“I'm enjoying this push towards more indie games! Keep 'em coming.” writes @StadiaDoghouse. For every nay-sayer on Twitter, there is a supporter who is enjoying the platform. But the truly interesting reactions are on the Stadia community page. This is where you find the actual consumers that have ponied up the cash for Stadia. While not everyone is 100% supportive of the new lineup, and people are not shy about sharing their requests (one poor soul named DaRool replied with “BUBBLE BOBBLE, please!!!”), the mood on the community blog is decidedly more positive than that found on Twitter.

Of course, reading the comments on anything is always a mistake (just ask Wreck-it Ralph). What is important here is that Stadia is trying to expand their library – and not every game they release is going to be a giant $60 AAA 4K epic. One subsection of consumers seems think that just because Stadia is capable of running high-end games, it should only release games of that type. But a quick glance around at the market reveals that to be healthy, a platform needs to offer some variety, and smaller experiences can be just as valuable as super-Ubi-open-world games.

Which brings us to Stacks On Stacks (On Stacks). I first saw Stacks On Stacks at GDEX 2018, and it obviously made an impression because out of the hundred or so games I played that weekend, I remember it. Stacks on Stacks (On Stacks) is the most indie sort of indie - the kind of game that was made by one guy, quietly working on it for years.

I’ve been playing the beta of Stacks On Stacks (On Stacks), and I can attest that this cheerful, polished, and very competent indie is indeed not a AAA title.
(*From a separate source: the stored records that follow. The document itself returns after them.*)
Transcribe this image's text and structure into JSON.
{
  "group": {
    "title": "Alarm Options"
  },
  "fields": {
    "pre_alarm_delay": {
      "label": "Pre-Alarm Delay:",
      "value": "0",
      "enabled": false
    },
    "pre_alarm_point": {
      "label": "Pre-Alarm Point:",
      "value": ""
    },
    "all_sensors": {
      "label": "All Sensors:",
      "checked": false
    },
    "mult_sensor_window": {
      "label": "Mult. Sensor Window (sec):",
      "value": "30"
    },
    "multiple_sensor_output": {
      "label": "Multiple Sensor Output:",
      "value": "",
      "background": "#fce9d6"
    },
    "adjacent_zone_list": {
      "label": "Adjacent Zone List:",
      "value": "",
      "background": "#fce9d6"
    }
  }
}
What it is, however, is loads of fun for my family. Like the earlier released Spitlings, my kids absolutely love sitting on my lap and watching me play Stacks on Stacks.

In Stacks on Stacks, players are primarily tasked with stacking random blocks on each other to achieve a certain height. Yes, there’s a ton more to it than that, but that’s the basic game loop. Think Tricky Towers, but in 3D. As the player progresses, more diabolical challenges unlock on a Mario-style map, and the true cleverness of the game’s puzzles is revealed. In an added bonus, at the end of each level the player gets to obliterate their tower with a wrecking ball. It’s kid catnip.

For me, Stadia is at times a hardcore gaming device, but it is also a form of family entertainment. My most-played game is still Just Dance 2020, and Steamworld Quest has been in heavy rotation since it came out. Yes, I love Assassin’s Creed Odyssey and Red Dead II, but you can’t always play those games with a kid in the room.

When Stadia released, its library was almost exclusively made up of giant adult open world spectacles. But my family doesn’t always want to watch me play Metro Exodus. We enjoy a wide variety of gaming experiences, and the arrival of these smaller indies gives me reassurance that Stadia is indeed paying attention to their audience, and will be providing more of these smaller experiences. Because, lets face it: tentpoles are fun, but there is a ton of other good stuff under that tent.